Mr. Tierney faid, he thought himfelf not only juftified in oppofing the claufe, but even in oppof. ing the fubfidy altogether, if no other mode could be devised for paying it. It was a ferious and alarming circumftance, that fo much of the fpecie of the country fhould be employed in fubfidifing a foreign power, while it was known that the bank only kept in its coffers fuch a quantity of bullion and foreign coin as might enable it to do fo. He could not bring himself to believe that the bank directors could be unanimous on fuch a perilous point.
Mr. Brogden said, that though the lowness of the exchange might increase the demand for our manufactures, it hurt them ftill more by impeding the operations of com
· Mr. S. Thornton rose to correct part of the statements of Mr. Tierney. The reports of a difference of opinion among the bank directors as to the expediency of the prefent measure were totally unfounded; for the directors had but one opinion on the fubject, and that was, that no injury would be done to public credit; but that, on the contrary, the public fervice would be facilitated by the meafure. He thought fending the money from this country to the continent would, in the prefent circumstances of Europe, rather tend to lower the exchange; and, if fo, the facility would be increafed of
importing corn. As to the ftate of the bank with regard to fpecie, almost every packet from the continent brought bullion, which was made into guineas, and the quantity of money in the coffers of the bank was more than adequate to any demands that could be made upon it.
Mr. Tierney faid, he was then to understand that bulion was never exported by government.
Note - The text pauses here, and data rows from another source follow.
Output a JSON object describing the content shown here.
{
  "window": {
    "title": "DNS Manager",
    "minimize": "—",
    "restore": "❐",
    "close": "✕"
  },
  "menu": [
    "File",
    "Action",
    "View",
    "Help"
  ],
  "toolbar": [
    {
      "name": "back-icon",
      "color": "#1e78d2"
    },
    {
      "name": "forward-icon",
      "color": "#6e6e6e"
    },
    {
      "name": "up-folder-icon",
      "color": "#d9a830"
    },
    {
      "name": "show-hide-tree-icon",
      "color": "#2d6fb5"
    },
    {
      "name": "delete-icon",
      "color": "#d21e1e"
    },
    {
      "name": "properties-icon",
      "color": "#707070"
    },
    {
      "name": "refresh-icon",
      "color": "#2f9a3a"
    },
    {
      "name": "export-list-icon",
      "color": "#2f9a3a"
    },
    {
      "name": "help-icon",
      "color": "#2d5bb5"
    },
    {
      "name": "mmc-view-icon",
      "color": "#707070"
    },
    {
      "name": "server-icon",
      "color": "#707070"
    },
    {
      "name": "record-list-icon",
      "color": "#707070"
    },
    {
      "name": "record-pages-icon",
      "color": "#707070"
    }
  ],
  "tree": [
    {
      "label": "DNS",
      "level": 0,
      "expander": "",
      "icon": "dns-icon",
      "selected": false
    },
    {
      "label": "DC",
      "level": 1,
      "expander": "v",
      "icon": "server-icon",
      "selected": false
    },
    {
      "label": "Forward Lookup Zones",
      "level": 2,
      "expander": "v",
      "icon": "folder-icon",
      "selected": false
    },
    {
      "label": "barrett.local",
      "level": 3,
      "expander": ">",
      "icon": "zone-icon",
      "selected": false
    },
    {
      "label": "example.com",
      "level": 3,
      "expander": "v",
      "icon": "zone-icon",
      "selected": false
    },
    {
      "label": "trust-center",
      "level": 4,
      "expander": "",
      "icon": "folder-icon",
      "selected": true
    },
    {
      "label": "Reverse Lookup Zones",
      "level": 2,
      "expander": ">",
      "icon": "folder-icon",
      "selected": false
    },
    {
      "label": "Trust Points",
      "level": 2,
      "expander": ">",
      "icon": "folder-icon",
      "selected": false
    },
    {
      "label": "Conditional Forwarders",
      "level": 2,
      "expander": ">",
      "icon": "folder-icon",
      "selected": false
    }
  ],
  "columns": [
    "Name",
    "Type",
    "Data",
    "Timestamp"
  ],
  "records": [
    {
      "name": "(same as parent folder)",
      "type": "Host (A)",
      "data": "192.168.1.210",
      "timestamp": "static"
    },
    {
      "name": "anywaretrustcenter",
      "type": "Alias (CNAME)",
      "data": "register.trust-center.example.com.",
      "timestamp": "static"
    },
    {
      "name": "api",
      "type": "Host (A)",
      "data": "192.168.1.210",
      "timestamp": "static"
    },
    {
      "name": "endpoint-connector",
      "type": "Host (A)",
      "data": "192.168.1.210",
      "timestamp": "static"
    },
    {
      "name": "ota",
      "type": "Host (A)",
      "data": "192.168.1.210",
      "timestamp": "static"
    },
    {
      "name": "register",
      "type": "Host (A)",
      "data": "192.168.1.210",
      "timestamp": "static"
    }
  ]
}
Mr. Pitt faid, that government had lately fent to the continent 300,000l. in dollars. Ever fince the restriction was laid upon the bank, every packet had brought over a large quantity of gold to this country, which was all fent to the mint. It was the conftant practice of every merchant, and a practice which we had uniformly followed, when money was to be remitted, to remit it in the most advantageous manner. The courfe of exchange was now against us, otherwife the German fubfidy would have been remitted in bills. There was a law to prevent the exportation of bullion, and this claufe went to repeal that law in a particular inftance.
The honourable gentleman had obje&ed to money being fent to the continent, when it was not allowed to be diftributed at home. But he ought to confider, that the payment of money from the bank was already reftricted by an act of parliament, which would continue in force till one month after the termination of the war; and that if that money were not fent abroad, it would be lying unemployed and ufelefs. The reftriction was not put upon the bank for political purpofes, or to enable government to fubfidize foreign princes, but it was an internal arrangement to promote the intereft of our merC 4